● Problem details
Report each line from the listing that the string "Workspace" appears in.

+===+

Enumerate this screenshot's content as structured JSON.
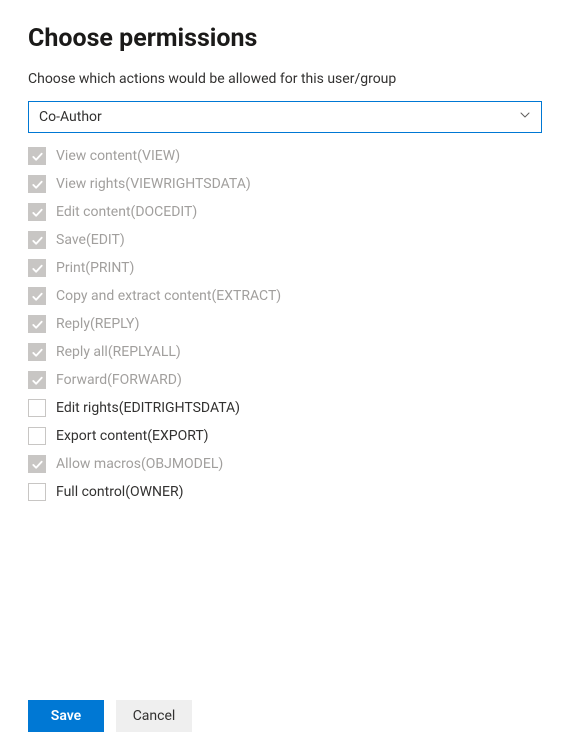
{
  "header": {
    "title": "Choose permissions",
    "subtitle": "Choose which actions would be allowed for this user/group"
  },
  "dropdown": {
    "selected": "Co-Author"
  },
  "permissions": [
    {
      "label": "View content(VIEW)",
      "checked": true,
      "disabled": true
    },
    {
      "label": "View rights(VIEWRIGHTSDATA)",
      "checked": true,
      "disabled": true
    },
    {
      "label": "Edit content(DOCEDIT)",
      "checked": true,
      "disabled": true
    },
    {
      "label": "Save(EDIT)",
      "checked": true,
      "disabled": true
    },
    {
      "label": "Print(PRINT)",
      "checked": true,
      "disabled": true
    },
    {
      "label": "Copy and extract content(EXTRACT)",
      "checked": true,
      "disabled": true
    },
    {
      "label": "Reply(REPLY)",
      "checked": true,
      "disabled": true
    },
    {
      "label": "Reply all(REPLYALL)",
      "checked": true,
      "disabled": true
    },
    {
      "label": "Forward(FORWARD)",
      "checked": true,
      "disabled": true
    },
    {
      "label": "Edit rights(EDITRIGHTSDATA)",
      "checked": false,
      "disabled": false
    },
    {
      "label": "Export content(EXPORT)",
      "checked": false,
      "disabled": false
    },
    {
      "label": "Allow macros(OBJMODEL)",
      "checked": true,
      "disabled": true
    },
    {
      "label": "Full control(OWNER)",
      "checked": false,
      "disabled": false
    }
  ],
  "buttons": {
    "save": "Save",
    "cancel": "Cancel"
  }
}
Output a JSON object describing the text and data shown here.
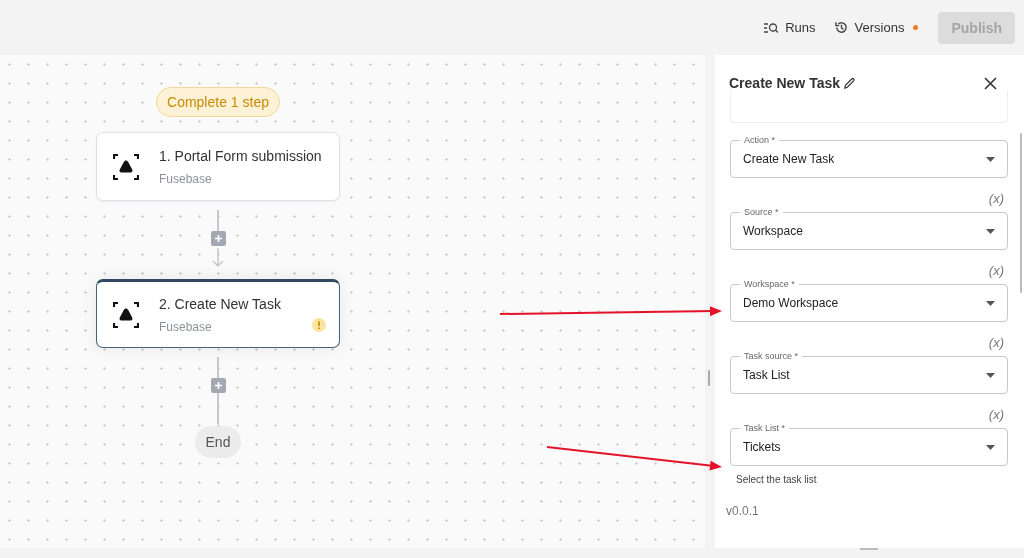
{
  "toolbar": {
    "runs": "Runs",
    "versions": "Versions",
    "versions_unsaved": true,
    "publish": "Publish",
    "publish_disabled": true
  },
  "canvas": {
    "status_badge": "Complete 1 step",
    "steps": [
      {
        "title": "1. Portal Form submission",
        "app": "Fusebase",
        "selected": false,
        "warning": false
      },
      {
        "title": "2. Create New Task",
        "app": "Fusebase",
        "selected": true,
        "warning": true
      }
    ],
    "end_label": "End"
  },
  "annotations": [
    {
      "kind": "arrow"
    },
    {
      "kind": "arrow"
    }
  ],
  "panel": {
    "title": "Create New Task",
    "fields": [
      {
        "label": "Action *",
        "value": "Create New Task"
      },
      {
        "variable_label": "(x)",
        "label": "Source *",
        "value": "Workspace"
      },
      {
        "variable_label": "(x)",
        "label": "Workspace *",
        "value": "Demo Workspace"
      },
      {
        "variable_label": "(x)",
        "label": "Task source *",
        "value": "Task List"
      },
      {
        "variable_label": "(x)",
        "label": "Task List *",
        "value": "Tickets"
      }
    ],
    "hint": "Select the task list",
    "version": "v0.0.1"
  }
}
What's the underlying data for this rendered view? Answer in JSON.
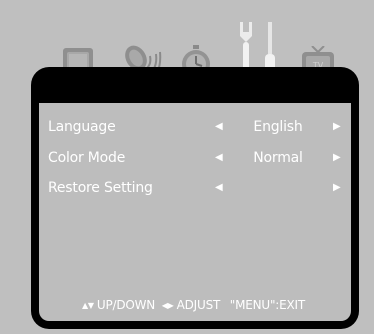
{
  "menu_icons": [
    {
      "name": "picture-icon"
    },
    {
      "name": "sound-icon"
    },
    {
      "name": "timer-icon"
    },
    {
      "name": "setup-icon"
    },
    {
      "name": "tv-icon"
    }
  ],
  "menu": {
    "items": [
      {
        "label": "Language",
        "value": "English"
      },
      {
        "label": "Color Mode",
        "value": "Normal"
      },
      {
        "label": "Restore Setting",
        "value": ""
      }
    ]
  },
  "footer": {
    "updown_glyph": "▲▼",
    "updown_label": "UP/DOWN",
    "adjust_glyph": "◀▶",
    "adjust_label": "ADJUST",
    "exit_label": "\"MENU\":EXIT"
  },
  "colors": {
    "background": "#bfbfbf",
    "frame": "#000000",
    "panel": "#bdbdbd",
    "text": "#ffffff"
  }
}
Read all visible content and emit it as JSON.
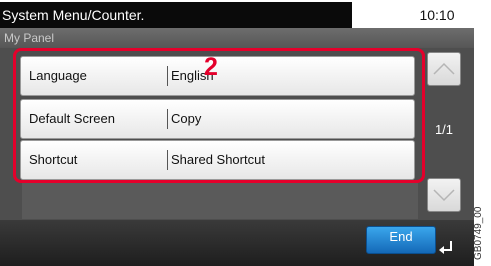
{
  "titlebar": {
    "title": "System Menu/Counter.",
    "clock": "10:10"
  },
  "subheader": {
    "label": "My Panel"
  },
  "settings": [
    {
      "label": "Language",
      "value": "English"
    },
    {
      "label": "Default Screen",
      "value": "Copy"
    },
    {
      "label": "Shortcut",
      "value": "Shared Shortcut"
    }
  ],
  "callout": {
    "number": "2",
    "color": "#e4002b"
  },
  "pager": {
    "indicator": "1/1"
  },
  "footer": {
    "end_label": "End"
  },
  "figure_id": "GB0749_00",
  "icons": {
    "scroll_up": "chevron-up-icon",
    "scroll_down": "chevron-down-icon",
    "enter": "enter-icon"
  },
  "colors": {
    "accent_button": "#1e7fd0",
    "highlight": "#e4002b"
  }
}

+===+

● Exercise answer
        "value": "Workspace"
        "label": "Workspace *",
        "value": "Demo Workspace"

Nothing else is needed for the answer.